YOUR OBJECTIVE ▸ Which lines below include "permission"? Copy them all.

::: INPUT MATERIAL :::

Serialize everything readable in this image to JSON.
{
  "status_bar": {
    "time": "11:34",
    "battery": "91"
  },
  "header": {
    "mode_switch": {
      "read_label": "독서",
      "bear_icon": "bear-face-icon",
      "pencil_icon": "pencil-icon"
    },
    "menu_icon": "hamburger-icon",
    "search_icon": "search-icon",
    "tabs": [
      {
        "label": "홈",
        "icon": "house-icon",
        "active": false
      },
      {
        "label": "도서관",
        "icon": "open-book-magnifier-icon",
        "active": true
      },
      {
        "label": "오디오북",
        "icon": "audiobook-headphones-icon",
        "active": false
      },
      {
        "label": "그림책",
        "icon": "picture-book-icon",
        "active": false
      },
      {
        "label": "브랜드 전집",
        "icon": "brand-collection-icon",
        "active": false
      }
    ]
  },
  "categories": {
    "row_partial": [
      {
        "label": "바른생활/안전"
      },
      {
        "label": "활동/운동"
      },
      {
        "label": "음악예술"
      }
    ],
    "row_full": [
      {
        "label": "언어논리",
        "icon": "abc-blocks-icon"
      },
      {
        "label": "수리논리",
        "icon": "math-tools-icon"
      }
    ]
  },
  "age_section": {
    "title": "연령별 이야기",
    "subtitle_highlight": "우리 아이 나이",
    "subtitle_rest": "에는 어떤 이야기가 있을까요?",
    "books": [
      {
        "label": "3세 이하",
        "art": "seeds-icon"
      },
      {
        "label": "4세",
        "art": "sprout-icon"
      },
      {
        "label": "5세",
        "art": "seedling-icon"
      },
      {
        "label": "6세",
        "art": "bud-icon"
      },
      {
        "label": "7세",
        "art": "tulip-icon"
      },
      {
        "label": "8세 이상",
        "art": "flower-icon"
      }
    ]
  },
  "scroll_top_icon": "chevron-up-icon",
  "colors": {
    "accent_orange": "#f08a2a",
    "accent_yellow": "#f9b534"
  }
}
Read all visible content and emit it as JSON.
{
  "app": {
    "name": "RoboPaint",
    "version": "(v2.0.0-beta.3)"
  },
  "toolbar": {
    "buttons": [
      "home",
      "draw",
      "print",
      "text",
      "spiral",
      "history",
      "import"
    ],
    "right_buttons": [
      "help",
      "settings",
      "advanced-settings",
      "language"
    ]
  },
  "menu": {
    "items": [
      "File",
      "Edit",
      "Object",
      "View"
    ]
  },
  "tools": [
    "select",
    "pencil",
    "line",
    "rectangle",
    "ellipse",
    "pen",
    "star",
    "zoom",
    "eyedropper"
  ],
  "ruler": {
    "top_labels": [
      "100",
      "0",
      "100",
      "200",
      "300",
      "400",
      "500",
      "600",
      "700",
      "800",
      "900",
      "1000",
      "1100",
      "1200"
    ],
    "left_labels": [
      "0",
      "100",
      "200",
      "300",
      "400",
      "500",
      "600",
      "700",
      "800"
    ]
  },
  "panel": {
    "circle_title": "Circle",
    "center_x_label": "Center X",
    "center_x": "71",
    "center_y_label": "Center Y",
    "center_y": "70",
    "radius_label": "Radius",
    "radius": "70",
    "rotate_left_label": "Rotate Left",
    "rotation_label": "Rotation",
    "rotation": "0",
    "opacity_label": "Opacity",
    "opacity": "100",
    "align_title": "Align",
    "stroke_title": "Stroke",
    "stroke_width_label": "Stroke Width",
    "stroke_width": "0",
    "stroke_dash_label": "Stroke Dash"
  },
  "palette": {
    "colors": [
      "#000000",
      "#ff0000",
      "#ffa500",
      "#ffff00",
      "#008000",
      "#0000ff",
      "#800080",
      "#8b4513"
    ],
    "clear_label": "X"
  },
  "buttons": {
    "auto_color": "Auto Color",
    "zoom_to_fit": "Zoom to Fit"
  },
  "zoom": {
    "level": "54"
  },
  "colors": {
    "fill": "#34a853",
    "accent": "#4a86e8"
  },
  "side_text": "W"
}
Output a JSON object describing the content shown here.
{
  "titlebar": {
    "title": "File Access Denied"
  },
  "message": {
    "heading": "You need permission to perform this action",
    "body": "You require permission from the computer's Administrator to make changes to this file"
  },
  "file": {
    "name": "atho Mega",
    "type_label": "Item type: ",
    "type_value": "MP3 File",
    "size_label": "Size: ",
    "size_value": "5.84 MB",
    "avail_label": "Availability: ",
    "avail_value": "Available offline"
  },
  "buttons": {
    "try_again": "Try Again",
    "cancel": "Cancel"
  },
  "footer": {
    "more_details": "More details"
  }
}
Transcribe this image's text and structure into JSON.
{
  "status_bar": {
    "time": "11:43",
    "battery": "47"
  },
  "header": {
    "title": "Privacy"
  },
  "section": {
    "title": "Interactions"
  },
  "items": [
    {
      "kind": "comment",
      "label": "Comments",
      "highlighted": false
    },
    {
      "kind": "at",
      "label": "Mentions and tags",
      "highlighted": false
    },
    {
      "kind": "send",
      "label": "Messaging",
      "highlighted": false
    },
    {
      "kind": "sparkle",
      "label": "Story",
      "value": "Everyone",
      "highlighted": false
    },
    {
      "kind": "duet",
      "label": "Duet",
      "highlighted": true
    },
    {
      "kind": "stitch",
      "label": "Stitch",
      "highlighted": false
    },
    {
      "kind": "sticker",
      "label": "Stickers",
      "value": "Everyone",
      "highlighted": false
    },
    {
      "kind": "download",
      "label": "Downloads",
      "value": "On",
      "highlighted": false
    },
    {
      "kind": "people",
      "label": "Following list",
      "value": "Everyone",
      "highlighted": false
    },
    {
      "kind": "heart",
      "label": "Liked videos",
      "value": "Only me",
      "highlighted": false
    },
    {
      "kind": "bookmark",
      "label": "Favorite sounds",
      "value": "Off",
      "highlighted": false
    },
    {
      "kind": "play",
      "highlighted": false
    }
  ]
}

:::

TASK OUTPUT ▸
    "heading": "You need permission to perform this action",
    "body": "You require permission from the computer's Administrator to make changes to this file"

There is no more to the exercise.